• _ASSIGNMENT_
Write the records below out again. Match them exactly.

• _Entries from a dataset of interfaces_
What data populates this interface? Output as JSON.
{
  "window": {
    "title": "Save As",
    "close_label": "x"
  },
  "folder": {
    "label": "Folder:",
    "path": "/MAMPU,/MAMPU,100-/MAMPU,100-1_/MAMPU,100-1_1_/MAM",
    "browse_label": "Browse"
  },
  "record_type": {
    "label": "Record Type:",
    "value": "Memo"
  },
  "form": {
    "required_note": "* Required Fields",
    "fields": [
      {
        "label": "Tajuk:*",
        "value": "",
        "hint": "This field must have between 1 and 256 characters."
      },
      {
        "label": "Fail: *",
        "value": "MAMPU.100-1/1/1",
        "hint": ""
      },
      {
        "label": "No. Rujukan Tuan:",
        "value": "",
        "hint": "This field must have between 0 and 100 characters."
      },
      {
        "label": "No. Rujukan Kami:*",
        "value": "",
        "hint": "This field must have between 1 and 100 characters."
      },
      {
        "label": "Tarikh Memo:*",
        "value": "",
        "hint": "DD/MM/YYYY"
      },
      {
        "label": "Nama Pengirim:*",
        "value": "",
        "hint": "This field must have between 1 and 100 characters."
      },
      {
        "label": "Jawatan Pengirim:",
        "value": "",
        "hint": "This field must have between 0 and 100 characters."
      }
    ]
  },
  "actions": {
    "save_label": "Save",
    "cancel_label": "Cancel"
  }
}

• _REPLY_
What data populates this interface? Output as JSON.
{
  "window": {
    "title": "Save As",
    "close_label": "x"
  },
  "folder": {
    "label": "Folder:",
    "path": "/MAMPU,/MAMPU,100-/MAMPU,100-1_/MAMPU,100-1_1_/MAM",
    "browse_label": "Browse"
  },
  "record_type": {
    "label": "Record Type:",
    "value": "Memo"
  },
  "form": {
    "required_note": "* Required Fields",
    "fields": [
      {
        "label": "Tajuk:*",
        "value": "",
        "hint": "This field must have between 1 and 256 characters."
      },
      {
        "label": "Fail: *",
        "value": "MAMPU.100-1/1/1",
        "hint": ""
      },
      {
        "label": "No. Rujukan Tuan:",
        "value": "",
        "hint": "This field must have between 0 and 100 characters."
      },
      {
        "label": "No. Rujukan Kami:*",
        "value": "",
        "hint": "This field must have between 1 and 100 characters."
      },
      {
        "label": "Tarikh Memo:*",
        "value": "",
        "hint": "DD/MM/YYYY"
      },
      {
        "label": "Nama Pengirim:*",
        "value": "",
        "hint": "This field must have between 1 and 100 characters."
      },
      {
        "label": "Jawatan Pengirim:",
        "value": "",
        "hint": "This field must have between 0 and 100 characters."
      }
    ]
  },
  "actions": {
    "save_label": "Save",
    "cancel_label": "Cancel"
  }
}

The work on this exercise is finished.